Campbell, however, denied the women’s move to dismiss, finding, based on Joseph’s allegations of biological parenthood, that the burden was on the mothers to show it was not in the child’s best interest to have a paternity test ordered to confirm he is her biological father. The judge reasoned that by allowing Joseph to have contact with the child over the time since her birth, the mothers had lost entitlement to the “presumption of legitimacy” of the child, and also that the question of equitable estoppel required a trial.

The Appellate Division found these rulings to be erroneous. Although the parties had not complied with the donor insemination statute, the court followed the earlier Third Department decision holding that the law was “not intended to be the exclusive means to establish the parentage of a child born through artificial insemination.” More importantly, the court reaffirmed the emerging consensus among New York courts that married lesbian couples who have children through donor insemination are entitled to enjoy the presumption — codified elsewhere in the state’s Domestic Relations Law and in the Family Court Act — that the child is the legitimate child of the birth mother and her wife.

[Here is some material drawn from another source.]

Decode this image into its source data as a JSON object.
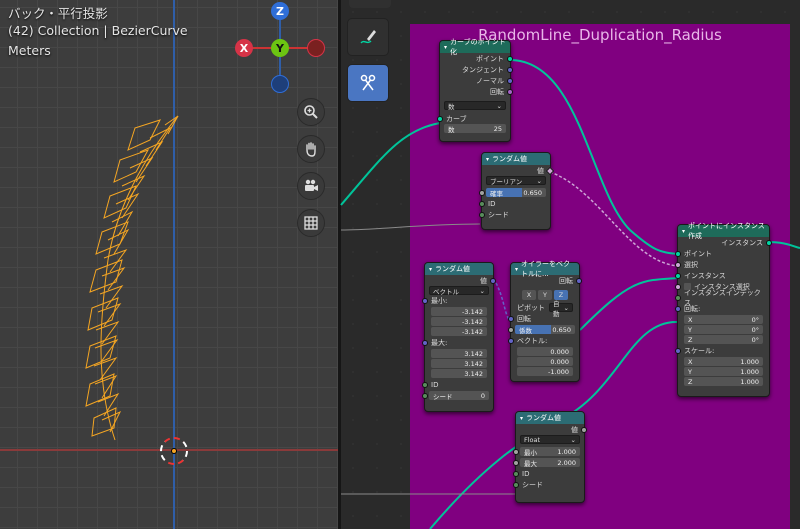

That presumption is not irrebuttable, the appeals panel found, but an attempt by the sperm donor to rebut is blocked under the equitable estoppel doctrine to “preserve that status of legitimacy for the child” to “protect a child’s established relationship with another who has assumed the parental role” — here, Joynell, the wife of the child’s birth mother.

On the question of equitable estoppel, the facts clearly supported dismissal of Joseph’s case. He agreed when he donated his sperm that he would not seek any parental rights, he was not named on the birth certificate, and although he was certainly aware of the child’s birth, he did nothing to assert his legal claim for more than three years.

“During that time,” wrote the court, “the child has lived with and been cared for exclusively by the respondents, each of whom has developed a loving parental relationship with her.”

By contrast, although Joseph had occasional contact, he can’t claim to have developed a parental relationship with the child, and he “acknowledges that he does not actually seek a parental role” — he is only interested in making sure that he has a legal right to continue seeing the child in case her mothers decide to deny him access.

“It would be unjust and inequitable to disrupt the child’s close parental relationship with each of the respondents and permit the petitioner to take a parental role when he has knowingly acquiesced in the development of a close relationship between the child and another parent figure,” the appeals panel concluded.

Justices Reinaldo E. Rivera, L. Priscilla Hall, Betsy Barros, and Valerie Brathwaite Nelson made up the appellate panel.

The mothers are represented by Yetta G. Kurland and Erica T. Kagan of the Kurland Group and the LGBT Bar Association of Greater New York through its legal director, Brett Figlewski.

The American Academy of Assisted Reproductive Technology Attorneys filed an amicus brief written by attorneys from Seyfarth Shaw LLP and Rumbold & Seidelman, LLP. Joseph O. is represented by Paul N. Weber of Cornwall, New York.